====== Extracted information

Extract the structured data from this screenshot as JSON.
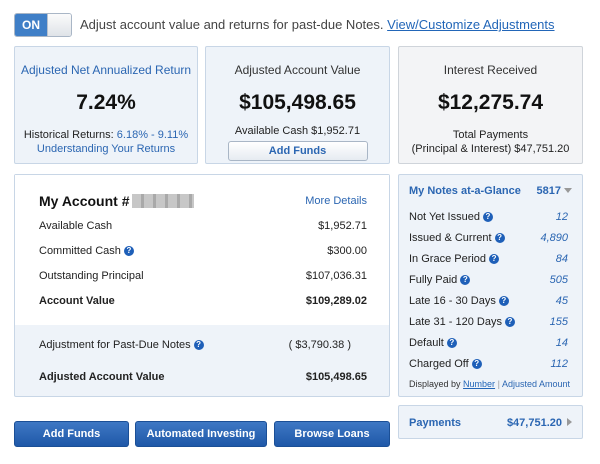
{
  "toggle": {
    "label": "ON"
  },
  "adjust": {
    "text": "Adjust account value and returns for past-due Notes.",
    "link": "View/Customize Adjustments"
  },
  "naar": {
    "title": "Adjusted Net Annualized Return",
    "value": "7.24%",
    "hist_label": "Historical Returns:",
    "hist_range": "6.18% - 9.11%",
    "link": "Understanding Your Returns"
  },
  "aav": {
    "title": "Adjusted Account Value",
    "value": "$105,498.65",
    "cash": "Available Cash $1,952.71",
    "button": "Add Funds"
  },
  "interest": {
    "title": "Interest Received",
    "value": "$12,275.74",
    "line1": "Total Payments",
    "line2": "(Principal & Interest) $47,751.20"
  },
  "account": {
    "title": "My Account #",
    "more": "More Details",
    "rows": [
      {
        "label": "Available Cash",
        "value": "$1,952.71"
      },
      {
        "label": "Committed Cash",
        "value": "$300.00"
      },
      {
        "label": "Outstanding Principal",
        "value": "$107,036.31"
      },
      {
        "label": "Account Value",
        "value": "$109,289.02"
      }
    ],
    "adjust_label": "Adjustment for Past-Due Notes",
    "adjust_value": "( $3,790.38 )",
    "adjusted_label": "Adjusted Account Value",
    "adjusted_value": "$105,498.65"
  },
  "glance": {
    "title": "My Notes at-a-Glance",
    "count": "5817",
    "rows": [
      {
        "label": "Not Yet Issued",
        "value": "12"
      },
      {
        "label": "Issued & Current",
        "value": "4,890"
      },
      {
        "label": "In Grace Period",
        "value": "84"
      },
      {
        "label": "Fully Paid",
        "value": "505"
      },
      {
        "label": "Late 16 - 30 Days",
        "value": "45"
      },
      {
        "label": "Late 31 - 120 Days",
        "value": "155"
      },
      {
        "label": "Default",
        "value": "14"
      },
      {
        "label": "Charged Off",
        "value": "112"
      }
    ],
    "displayed_by": "Displayed by",
    "by_number": "Number",
    "separator": "|",
    "by_amount": "Adjusted Amount"
  },
  "payments": {
    "label": "Payments",
    "value": "$47,751.20"
  },
  "buttons": {
    "add_funds": "Add Funds",
    "automated": "Automated Investing",
    "browse": "Browse Loans"
  },
  "colors": {
    "accent": "#2b66b2",
    "button": "#1f58a8",
    "panel": "#eef3f9"
  }
}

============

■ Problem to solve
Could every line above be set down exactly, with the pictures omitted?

■ Answer area
Extract the structured data from this screenshot as JSON.
{
  "toggle": {
    "label": "ON"
  },
  "adjust": {
    "text": "Adjust account value and returns for past-due Notes.",
    "link": "View/Customize Adjustments"
  },
  "naar": {
    "title": "Adjusted Net Annualized Return",
    "value": "7.24%",
    "hist_label": "Historical Returns:",
    "hist_range": "6.18% - 9.11%",
    "link": "Understanding Your Returns"
  },
  "aav": {
    "title": "Adjusted Account Value",
    "value": "$105,498.65",
    "cash": "Available Cash $1,952.71",
    "button": "Add Funds"
  },
  "interest": {
    "title": "Interest Received",
    "value": "$12,275.74",
    "line1": "Total Payments",
    "line2": "(Principal & Interest) $47,751.20"
  },
  "account": {
    "title": "My Account #",
    "more": "More Details",
    "rows": [
      {
        "label": "Available Cash",
        "value": "$1,952.71"
      },
      {
        "label": "Committed Cash",
        "value": "$300.00"
      },
      {
        "label": "Outstanding Principal",
        "value": "$107,036.31"
      },
      {
        "label": "Account Value",
        "value": "$109,289.02"
      }
    ],
    "adjust_label": "Adjustment for Past-Due Notes",
    "adjust_value": "( $3,790.38 )",
    "adjusted_label": "Adjusted Account Value",
    "adjusted_value": "$105,498.65"
  },
  "glance": {
    "title": "My Notes at-a-Glance",
    "count": "5817",
    "rows": [
      {
        "label": "Not Yet Issued",
        "value": "12"
      },
      {
        "label": "Issued & Current",
        "value": "4,890"
      },
      {
        "label": "In Grace Period",
        "value": "84"
      },
      {
        "label": "Fully Paid",
        "value": "505"
      },
      {
        "label": "Late 16 - 30 Days",
        "value": "45"
      },
      {
        "label": "Late 31 - 120 Days",
        "value": "155"
      },
      {
        "label": "Default",
        "value": "14"
      },
      {
        "label": "Charged Off",
        "value": "112"
      }
    ],
    "displayed_by": "Displayed by",
    "by_number": "Number",
    "separator": "|",
    "by_amount": "Adjusted Amount"
  },
  "payments": {
    "label": "Payments",
    "value": "$47,751.20"
  },
  "buttons": {
    "add_funds": "Add Funds",
    "automated": "Automated Investing",
    "browse": "Browse Loans"
  },
  "colors": {
    "accent": "#2b66b2",
    "button": "#1f58a8",
    "panel": "#eef3f9"
  }
}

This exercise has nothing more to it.